Siliquaria, Vermetus; and in Magilus, when the animal becomes inclosed by the corals among which it lives, the shell may lose its spiral growth altogether. The adult of the Non-Palliate Opisthobranchia is devoid of any shell at all. The Veliger, however, possesses a small nautiloid shell, which is discarded during growth, and the same is true of the shell-less Azygobranchia Natantia. The first formed shell aborts in some cases, and a second shell, unlike the first, is then formed, e.g. Marsenia among Reptant Azygobranchia. The texture of the shell varies. It is often brightly coloured, and the coloration is derived from the glands at the edge of the mantle. Its anterior edge is sometimes produced into a spout-like notch, along and beyond which a grooved process of the mantle is capable of protrusion. This process is the siphon, and is characteristic of the carnivorous sub-order Siphonochlamyda of Azygobranchia Reptantia, e. g. the Whelk.

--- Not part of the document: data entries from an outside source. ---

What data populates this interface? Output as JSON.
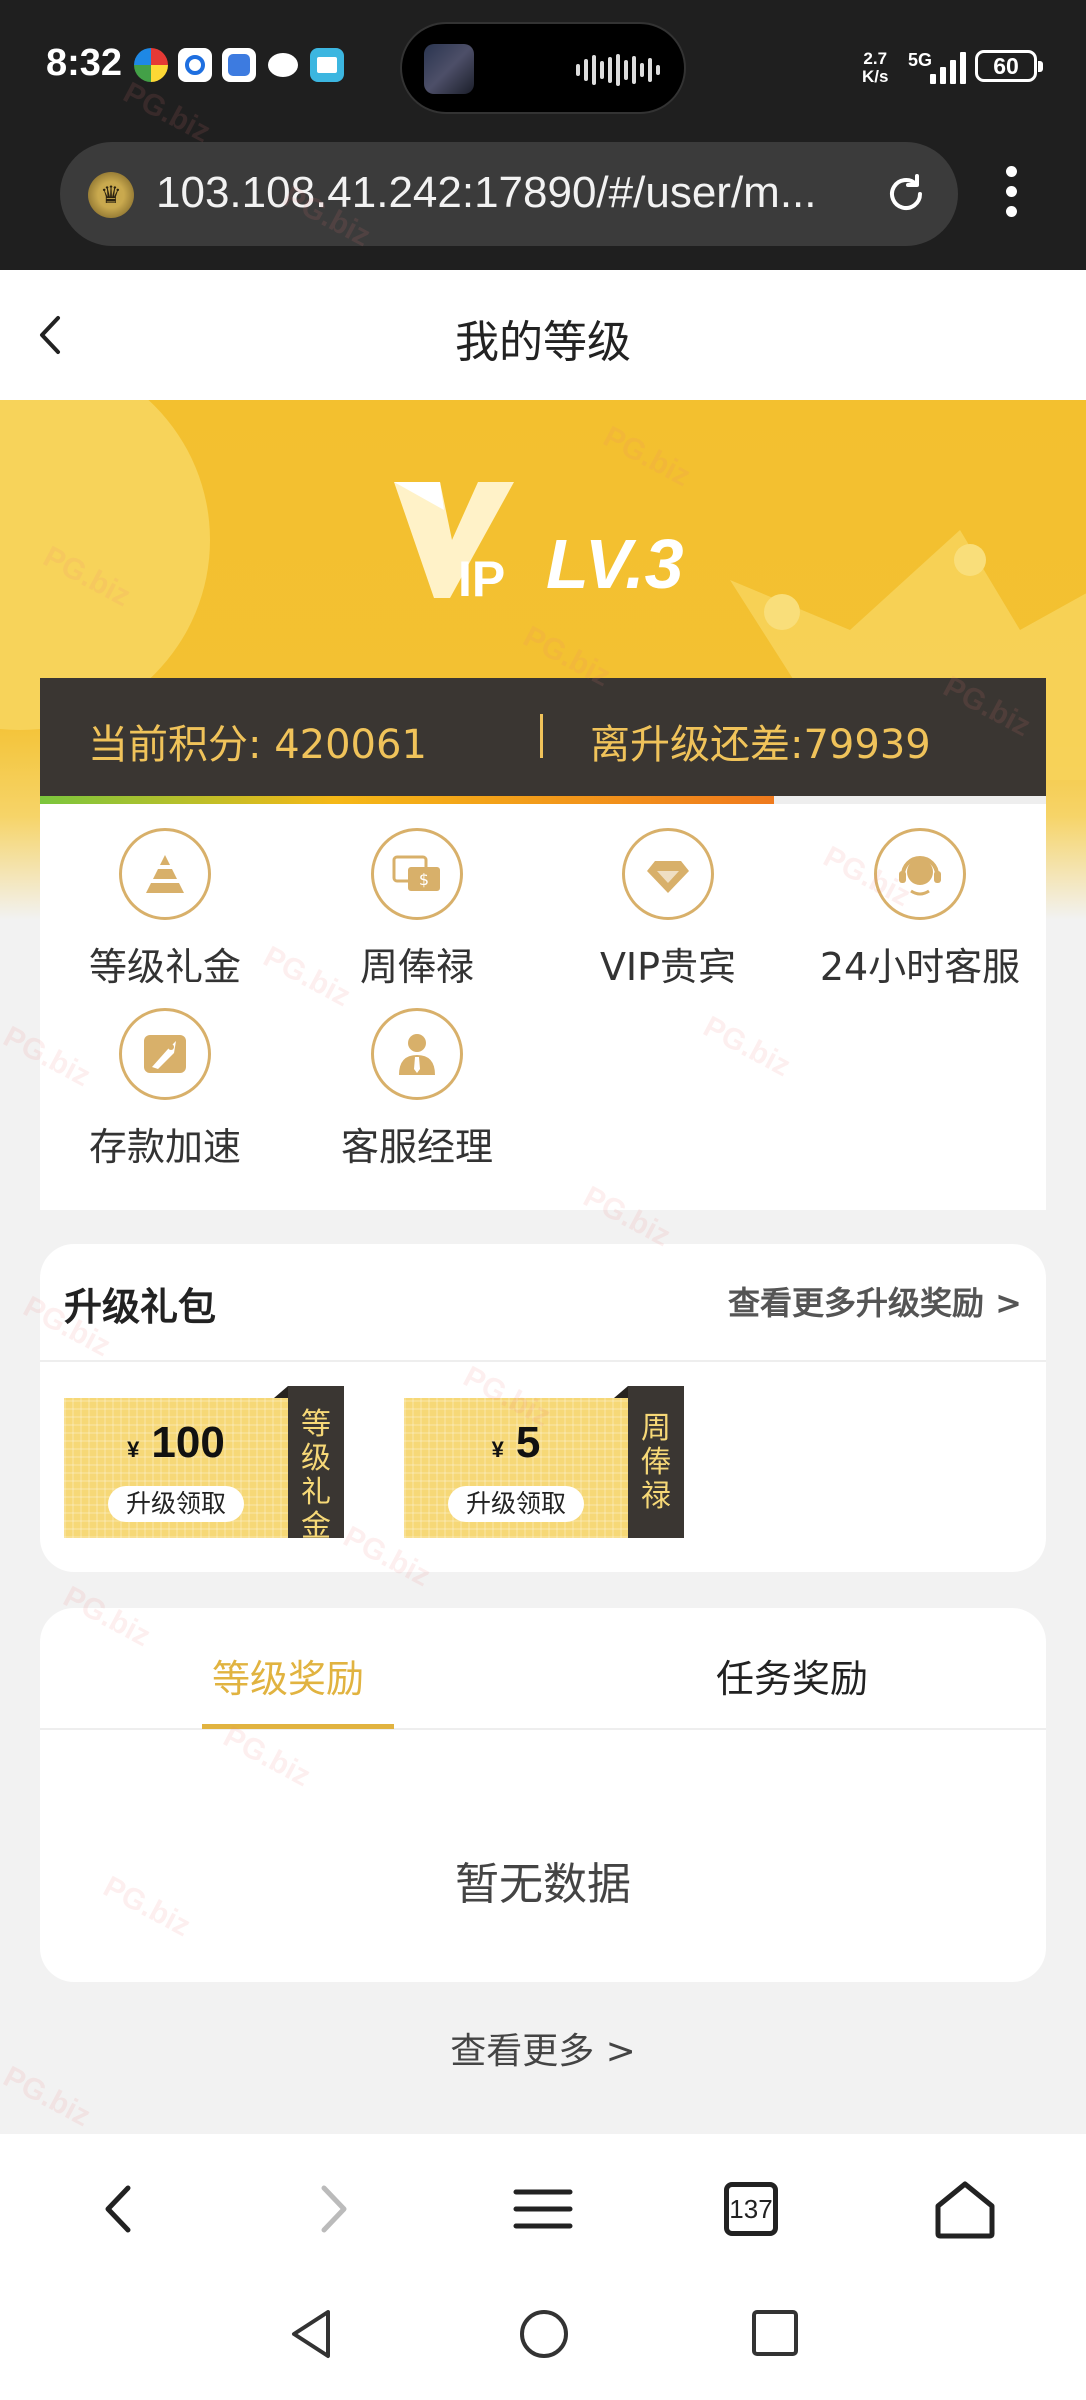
{
  "status_bar": {
    "time": "8:32",
    "net_speed_value": "2.7",
    "net_speed_unit": "K/s",
    "network": "5G",
    "battery": "60"
  },
  "browser": {
    "url": "103.108.41.242:17890/#/user/m...",
    "tab_count": "137"
  },
  "header": {
    "title": "我的等级"
  },
  "banner": {
    "vip_label": "IP",
    "level": "LV.3"
  },
  "score": {
    "current_label": "当前积分:",
    "current_value": "420061",
    "remaining_label": "离升级还差:",
    "remaining_value": "79939",
    "progress_fraction": 0.73
  },
  "privileges": [
    {
      "label": "等级礼金",
      "icon": "pyramid-icon"
    },
    {
      "label": "周俸禄",
      "icon": "salary-card-icon"
    },
    {
      "label": "VIP贵宾",
      "icon": "diamond-icon"
    },
    {
      "label": "24小时客服",
      "icon": "headset-icon"
    },
    {
      "label": "存款加速",
      "icon": "rocket-icon"
    },
    {
      "label": "客服经理",
      "icon": "manager-icon"
    }
  ],
  "upgrade_gift": {
    "title": "升级礼包",
    "more": "查看更多升级奖励 >",
    "coupons": [
      {
        "currency": "¥",
        "amount": "100",
        "button": "升级领取",
        "tag": "等级礼金"
      },
      {
        "currency": "¥",
        "amount": "5",
        "button": "升级领取",
        "tag": "周俸禄"
      }
    ]
  },
  "rewards": {
    "tabs": [
      "等级奖励",
      "任务奖励"
    ],
    "active_tab": 0,
    "empty": "暂无数据"
  },
  "see_more": "查看更多 >",
  "watermark": "PG.biz",
  "colors": {
    "gold": "#f3c02f",
    "accent": "#e1b340",
    "dark": "#3a3632"
  }
}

The ectoderm, or epidermis, consists of a columnar epithelium provided with a delicate cuticula, and which, where it is exposed, is often ciliated to a greater or less extent. It contains unicellular mucous glands, pigment glands, and glands the secretion of which is loaded with Calcium carbonate. The two latter kinds of glands are especially numerous on the edge of the mantle, where they secrete the colouring matter of the shell, its outer epicuticula, and the greater part of its calcareous substance. But the cells of the surface of the mantle and visceral dome also have the power of repairing injuries to the parts of the shell already formed. The mucous glands are sometimes large, and then lie in the sub-epidermic connective tissue. A series of transverse lamellae is developed in many Streptoneura to the right of the ctenidium on the roof of the branchial cavity. They constitute the hypobranchial gland, and secrete much mucus. In the genera Purpura and Murex the secretion, at first colourless, changes in sunlight to a purple or violet, used as a dye by the ancients, and known as 'Tyrian purple' Specialised glands are found in connection with the foot, and may be distinguished into a suprapedal gland, which opens between the head and foot, e.g. Helix, Succinea among Pulmonata, Vermetus, Cyclostoma among Azygobranchia Reptantia; and a pedal gland, which opens on the surface of the foot itself, as in certain of the latter group, e. g.